[Try it]: Leaving all pictures aside, write out the records below precisely as given.

[Data for the task]:
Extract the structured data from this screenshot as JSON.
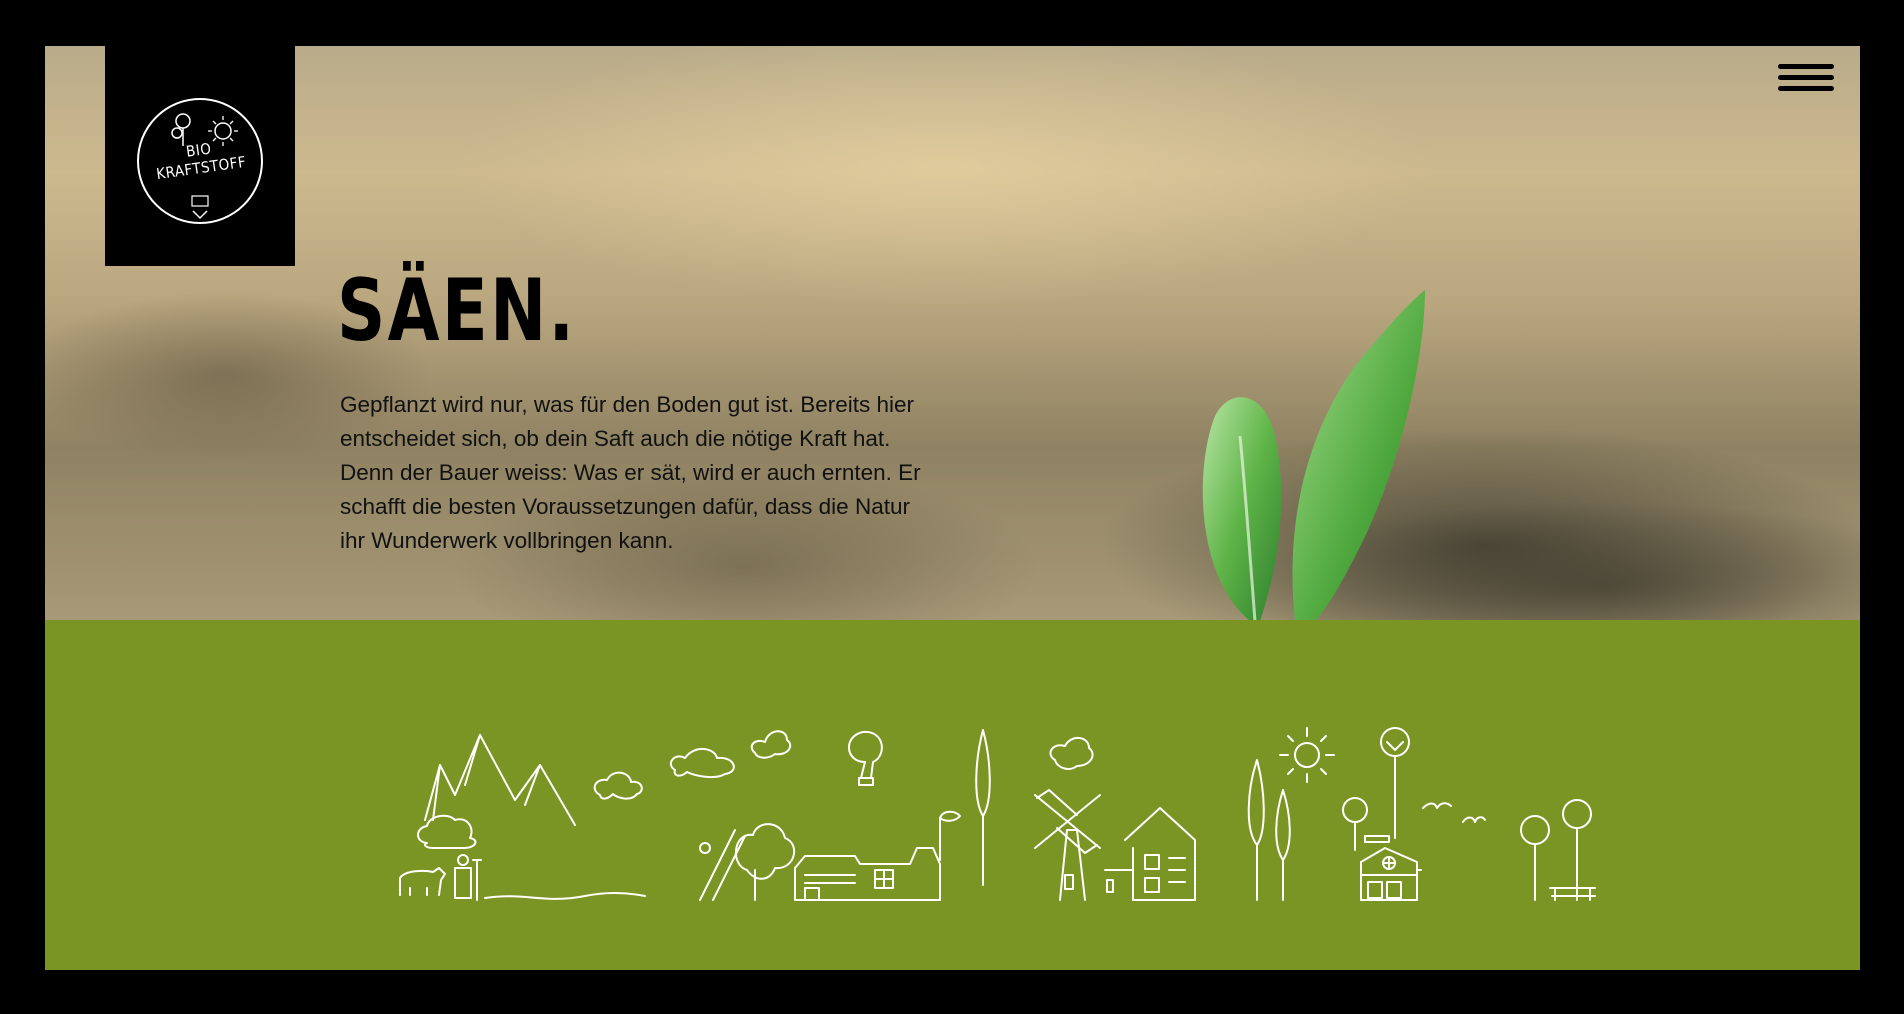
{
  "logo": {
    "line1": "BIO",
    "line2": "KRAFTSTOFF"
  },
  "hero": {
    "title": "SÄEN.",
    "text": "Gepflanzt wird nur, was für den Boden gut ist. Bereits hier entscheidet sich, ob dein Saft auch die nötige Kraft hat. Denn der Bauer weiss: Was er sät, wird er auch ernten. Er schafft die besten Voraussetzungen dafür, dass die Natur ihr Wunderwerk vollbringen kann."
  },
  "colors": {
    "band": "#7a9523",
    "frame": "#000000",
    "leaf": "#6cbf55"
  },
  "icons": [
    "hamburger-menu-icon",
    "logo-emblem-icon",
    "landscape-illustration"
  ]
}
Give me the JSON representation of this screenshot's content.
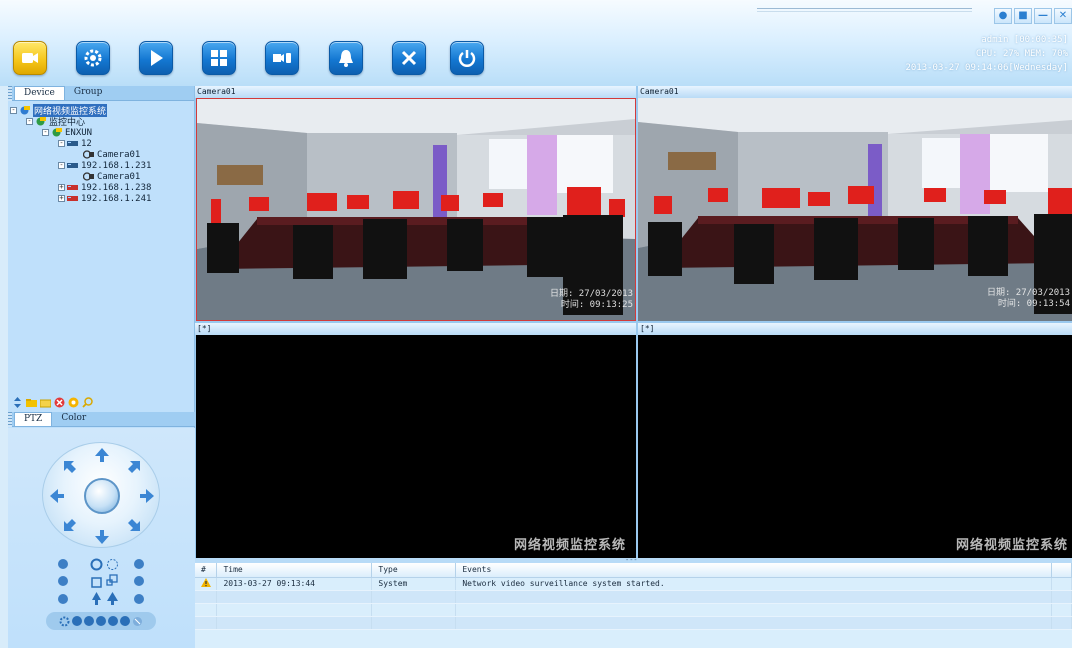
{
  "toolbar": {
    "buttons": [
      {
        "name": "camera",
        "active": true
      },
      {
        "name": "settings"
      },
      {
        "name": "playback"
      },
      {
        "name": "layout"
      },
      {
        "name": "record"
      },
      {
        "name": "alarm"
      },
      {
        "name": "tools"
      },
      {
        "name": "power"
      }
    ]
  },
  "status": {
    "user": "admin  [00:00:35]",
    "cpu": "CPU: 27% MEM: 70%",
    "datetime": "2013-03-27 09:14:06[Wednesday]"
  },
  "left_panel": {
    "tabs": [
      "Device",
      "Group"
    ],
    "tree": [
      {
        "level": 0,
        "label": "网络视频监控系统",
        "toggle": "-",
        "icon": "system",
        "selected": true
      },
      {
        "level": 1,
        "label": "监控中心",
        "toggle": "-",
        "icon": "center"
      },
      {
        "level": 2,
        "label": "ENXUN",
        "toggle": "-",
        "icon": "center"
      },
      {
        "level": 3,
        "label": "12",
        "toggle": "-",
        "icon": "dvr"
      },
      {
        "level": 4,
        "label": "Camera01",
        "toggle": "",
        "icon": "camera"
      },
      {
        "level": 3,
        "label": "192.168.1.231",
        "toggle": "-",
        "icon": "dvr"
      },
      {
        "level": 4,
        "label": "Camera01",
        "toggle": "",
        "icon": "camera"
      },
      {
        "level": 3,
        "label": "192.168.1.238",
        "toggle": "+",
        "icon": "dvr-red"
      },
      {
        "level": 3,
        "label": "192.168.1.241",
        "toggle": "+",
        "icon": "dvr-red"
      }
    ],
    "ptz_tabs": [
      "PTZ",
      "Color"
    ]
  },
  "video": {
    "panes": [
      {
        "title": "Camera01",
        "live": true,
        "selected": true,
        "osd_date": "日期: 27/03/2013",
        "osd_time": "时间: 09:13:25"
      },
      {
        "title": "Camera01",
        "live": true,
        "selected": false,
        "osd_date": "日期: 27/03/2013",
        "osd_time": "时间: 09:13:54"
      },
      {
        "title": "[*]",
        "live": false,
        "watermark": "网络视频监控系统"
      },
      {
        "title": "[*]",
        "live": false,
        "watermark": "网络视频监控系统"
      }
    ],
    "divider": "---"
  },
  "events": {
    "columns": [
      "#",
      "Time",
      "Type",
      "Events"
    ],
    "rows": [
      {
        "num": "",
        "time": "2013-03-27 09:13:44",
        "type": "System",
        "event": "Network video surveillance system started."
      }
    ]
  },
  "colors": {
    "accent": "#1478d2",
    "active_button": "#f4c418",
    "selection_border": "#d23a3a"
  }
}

[Exercise response]:
Extract the structured data from this screenshot as JSON.
{
  "logo": {
    "line1": "BIO",
    "line2": "KRAFTSTOFF"
  },
  "hero": {
    "title": "SÄEN.",
    "text": "Gepflanzt wird nur, was für den Boden gut ist. Bereits hier entscheidet sich, ob dein Saft auch die nötige Kraft hat. Denn der Bauer weiss: Was er sät, wird er auch ernten. Er schafft die besten Voraussetzungen dafür, dass die Natur ihr Wunderwerk vollbringen kann."
  },
  "colors": {
    "band": "#7a9523",
    "frame": "#000000",
    "leaf": "#6cbf55"
  },
  "icons": [
    "hamburger-menu-icon",
    "logo-emblem-icon",
    "landscape-illustration"
  ]
}
Give me the JSON representation of this screenshot's content.
{
  "toolbar": {
    "buttons": [
      {
        "name": "camera",
        "active": true
      },
      {
        "name": "settings"
      },
      {
        "name": "playback"
      },
      {
        "name": "layout"
      },
      {
        "name": "record"
      },
      {
        "name": "alarm"
      },
      {
        "name": "tools"
      },
      {
        "name": "power"
      }
    ]
  },
  "status": {
    "user": "admin  [00:00:35]",
    "cpu": "CPU: 27% MEM: 70%",
    "datetime": "2013-03-27 09:14:06[Wednesday]"
  },
  "left_panel": {
    "tabs": [
      "Device",
      "Group"
    ],
    "tree": [
      {
        "level": 0,
        "label": "网络视频监控系统",
        "toggle": "-",
        "icon": "system",
        "selected": true
      },
      {
        "level": 1,
        "label": "监控中心",
        "toggle": "-",
        "icon": "center"
      },
      {
        "level": 2,
        "label": "ENXUN",
        "toggle": "-",
        "icon": "center"
      },
      {
        "level": 3,
        "label": "12",
        "toggle": "-",
        "icon": "dvr"
      },
      {
        "level": 4,
        "label": "Camera01",
        "toggle": "",
        "icon": "camera"
      },
      {
        "level": 3,
        "label": "192.168.1.231",
        "toggle": "-",
        "icon": "dvr"
      },
      {
        "level": 4,
        "label": "Camera01",
        "toggle": "",
        "icon": "camera"
      },
      {
        "level": 3,
        "label": "192.168.1.238",
        "toggle": "+",
        "icon": "dvr-red"
      },
      {
        "level": 3,
        "label": "192.168.1.241",
        "toggle": "+",
        "icon": "dvr-red"
      }
    ],
    "ptz_tabs": [
      "PTZ",
      "Color"
    ]
  },
  "video": {
    "panes": [
      {
        "title": "Camera01",
        "live": true,
        "selected": true,
        "osd_date": "日期: 27/03/2013",
        "osd_time": "时间: 09:13:25"
      },
      {
        "title": "Camera01",
        "live": true,
        "selected": false,
        "osd_date": "日期: 27/03/2013",
        "osd_time": "时间: 09:13:54"
      },
      {
        "title": "[*]",
        "live": false,
        "watermark": "网络视频监控系统"
      },
      {
        "title": "[*]",
        "live": false,
        "watermark": "网络视频监控系统"
      }
    ],
    "divider": "---"
  },
  "events": {
    "columns": [
      "#",
      "Time",
      "Type",
      "Events"
    ],
    "rows": [
      {
        "num": "",
        "time": "2013-03-27 09:13:44",
        "type": "System",
        "event": "Network video surveillance system started."
      }
    ]
  },
  "colors": {
    "accent": "#1478d2",
    "active_button": "#f4c418",
    "selection_border": "#d23a3a"
  }
}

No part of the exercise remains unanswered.